Exercise brief: The answer must be every line below that holds the word "Gulliver".

Excerpts from a dataset:
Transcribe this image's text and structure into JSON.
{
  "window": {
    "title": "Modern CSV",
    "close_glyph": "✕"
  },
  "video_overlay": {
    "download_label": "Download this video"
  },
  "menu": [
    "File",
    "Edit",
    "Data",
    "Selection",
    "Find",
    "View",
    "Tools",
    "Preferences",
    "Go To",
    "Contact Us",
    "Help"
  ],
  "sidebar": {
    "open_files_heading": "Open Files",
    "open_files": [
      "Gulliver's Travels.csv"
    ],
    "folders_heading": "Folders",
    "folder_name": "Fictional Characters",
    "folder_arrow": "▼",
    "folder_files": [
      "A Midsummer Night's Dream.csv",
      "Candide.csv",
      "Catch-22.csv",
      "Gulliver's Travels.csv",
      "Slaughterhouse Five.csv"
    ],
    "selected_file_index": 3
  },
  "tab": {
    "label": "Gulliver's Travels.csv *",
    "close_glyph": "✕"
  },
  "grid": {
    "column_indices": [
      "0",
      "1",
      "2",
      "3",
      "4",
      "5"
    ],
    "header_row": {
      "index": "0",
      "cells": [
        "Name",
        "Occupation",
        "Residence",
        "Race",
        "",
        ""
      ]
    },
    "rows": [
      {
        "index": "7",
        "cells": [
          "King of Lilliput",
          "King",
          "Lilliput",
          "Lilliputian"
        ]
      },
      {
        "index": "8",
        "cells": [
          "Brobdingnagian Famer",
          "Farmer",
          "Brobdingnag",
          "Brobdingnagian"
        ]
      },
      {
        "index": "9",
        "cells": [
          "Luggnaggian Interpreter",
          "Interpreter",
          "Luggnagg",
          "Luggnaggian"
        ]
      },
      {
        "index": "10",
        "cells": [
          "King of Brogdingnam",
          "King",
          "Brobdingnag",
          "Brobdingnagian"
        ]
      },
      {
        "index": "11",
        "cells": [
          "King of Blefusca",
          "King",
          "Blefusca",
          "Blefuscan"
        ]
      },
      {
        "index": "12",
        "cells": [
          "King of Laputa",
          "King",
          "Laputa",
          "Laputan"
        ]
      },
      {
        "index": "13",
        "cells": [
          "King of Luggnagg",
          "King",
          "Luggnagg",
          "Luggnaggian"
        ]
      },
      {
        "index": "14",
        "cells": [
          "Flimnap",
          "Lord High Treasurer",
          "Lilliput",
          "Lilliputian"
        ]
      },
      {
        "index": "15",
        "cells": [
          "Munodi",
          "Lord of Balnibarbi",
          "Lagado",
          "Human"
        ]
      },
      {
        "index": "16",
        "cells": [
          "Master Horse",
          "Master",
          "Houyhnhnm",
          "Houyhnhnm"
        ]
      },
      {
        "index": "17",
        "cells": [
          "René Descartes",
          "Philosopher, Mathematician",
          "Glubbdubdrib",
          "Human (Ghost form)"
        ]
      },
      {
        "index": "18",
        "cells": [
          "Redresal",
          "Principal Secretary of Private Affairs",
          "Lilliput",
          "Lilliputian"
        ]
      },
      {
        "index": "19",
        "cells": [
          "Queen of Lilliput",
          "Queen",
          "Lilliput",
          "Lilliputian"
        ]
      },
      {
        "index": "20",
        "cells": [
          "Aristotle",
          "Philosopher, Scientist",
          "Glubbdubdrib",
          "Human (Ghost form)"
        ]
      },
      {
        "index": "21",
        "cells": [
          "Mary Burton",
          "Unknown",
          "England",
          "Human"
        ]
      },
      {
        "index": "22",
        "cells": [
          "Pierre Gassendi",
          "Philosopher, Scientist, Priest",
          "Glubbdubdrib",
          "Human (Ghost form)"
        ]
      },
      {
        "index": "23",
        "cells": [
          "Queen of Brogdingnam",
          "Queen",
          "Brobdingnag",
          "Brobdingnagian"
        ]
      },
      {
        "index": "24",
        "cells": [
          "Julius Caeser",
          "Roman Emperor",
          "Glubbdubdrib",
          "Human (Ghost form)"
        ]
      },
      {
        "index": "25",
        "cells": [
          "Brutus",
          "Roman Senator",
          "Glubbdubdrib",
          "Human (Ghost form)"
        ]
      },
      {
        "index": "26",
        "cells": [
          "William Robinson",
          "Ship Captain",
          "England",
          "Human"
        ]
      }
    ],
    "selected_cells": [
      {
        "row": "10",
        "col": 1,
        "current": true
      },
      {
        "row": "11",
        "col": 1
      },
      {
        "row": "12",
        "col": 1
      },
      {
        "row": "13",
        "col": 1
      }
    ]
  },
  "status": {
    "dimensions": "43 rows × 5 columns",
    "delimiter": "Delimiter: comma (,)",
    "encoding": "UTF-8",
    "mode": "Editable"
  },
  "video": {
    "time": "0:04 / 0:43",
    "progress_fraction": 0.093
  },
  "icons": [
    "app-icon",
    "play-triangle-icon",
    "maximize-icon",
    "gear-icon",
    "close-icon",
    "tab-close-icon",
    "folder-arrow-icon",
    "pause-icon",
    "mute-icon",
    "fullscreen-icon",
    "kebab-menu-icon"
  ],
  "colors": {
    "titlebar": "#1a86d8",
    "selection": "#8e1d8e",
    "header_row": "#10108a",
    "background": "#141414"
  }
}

Answer to this exercise:
      "Gulliver's Travels.csv"
      "Gulliver's Travels.csv",
    "label": "Gulliver's Travels.csv *",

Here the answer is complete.